So Harsha, Gary and I, supported by a very supportive Shaleen-Ji from CARE, forged ahead with the day’s plans. We reviewed the material we had covered the day before as this proved a great way to reinforce and ensure the teachers fully understood the material. Gary taught the basics of presentations to the rest of the teachers and we showed the basics of Intel Learning Series classroom collaboration software. We then ended the day a bit early as our trip to India was to be punctuated by a very historic event. India was playing Sri Lanka in the finals of the World Cup 2011 and we five were getting a chance to be part of it and right in the middle of India! Once India had won the match and their first Cricket World Cup in decades, the sky around our hotel in Agra was lit with fireworks in every direction. The party was on in India and for the next few days there was little else to be seen on TV than the replays of India winning and the celebrations throughout the nation.

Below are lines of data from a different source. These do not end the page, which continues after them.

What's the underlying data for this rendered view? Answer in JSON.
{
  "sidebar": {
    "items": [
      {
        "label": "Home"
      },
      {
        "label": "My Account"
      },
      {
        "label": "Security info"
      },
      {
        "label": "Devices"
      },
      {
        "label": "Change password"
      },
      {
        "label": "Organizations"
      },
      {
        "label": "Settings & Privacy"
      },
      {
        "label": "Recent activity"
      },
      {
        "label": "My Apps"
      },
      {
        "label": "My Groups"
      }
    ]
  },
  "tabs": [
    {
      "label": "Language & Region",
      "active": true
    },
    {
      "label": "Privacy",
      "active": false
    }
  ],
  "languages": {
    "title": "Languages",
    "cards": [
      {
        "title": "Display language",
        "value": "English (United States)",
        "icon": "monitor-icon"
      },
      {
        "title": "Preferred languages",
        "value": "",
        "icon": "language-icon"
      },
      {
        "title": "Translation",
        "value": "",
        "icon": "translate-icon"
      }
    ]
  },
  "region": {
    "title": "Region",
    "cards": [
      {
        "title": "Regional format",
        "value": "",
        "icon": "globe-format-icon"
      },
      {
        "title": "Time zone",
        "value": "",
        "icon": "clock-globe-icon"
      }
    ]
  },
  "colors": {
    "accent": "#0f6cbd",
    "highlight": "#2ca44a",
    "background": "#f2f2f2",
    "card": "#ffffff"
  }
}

Our final day in Mainpuri had our entire cast together again, and it would the longest day of our trip yet. We would check out of our hotel in Agra and then do our full day of teaching in Mainpuri. We all knew that the closing celebrations with the final day of our visit at the Mainpuri School would also be long as in India there are no “short and sweet” goodbyes. We then had a 3 hour journey to Hardoi that evening so we got started as soon as we arrived at the school. We again were surprised by Kanchan-Ji as she had extended beyond our teachings in classroom collaboration software and developed her own quiz to show us and administer to the kids. It was incredibly rewarding to see the value these classmate PCs would bring to this school over the long term. Another teacher, Naveen-Ji, also showed great prowess with the classmate PCs as well throughout our visit to Mainpuri.
After our lessons were complete, the closing ceremonies amazed us and beat our expectations. Can you imagine? We were given custom made garlands of roses and the fragrance was divine. Gary had mentioned to the local school superintendent during the prior day’s lunch that he loved Soam Papdi, a famous Indian sweet. We had a box for each of us as a gift from him, handmade cards from the school girls and hand carved pictures to take home as well. As you can see in our smiles in the adjacent picture, we left Mainpuri feeling a great sense of fulfillment and joy at having had this treasured experience to come work with these wonderful teachers and students.
P.S. Click here to catch up on the adventures, experiences and learnings from the 14 previous Intel Education Service Corps teams and the other two teams who are working right now in Kenya and Vietnam.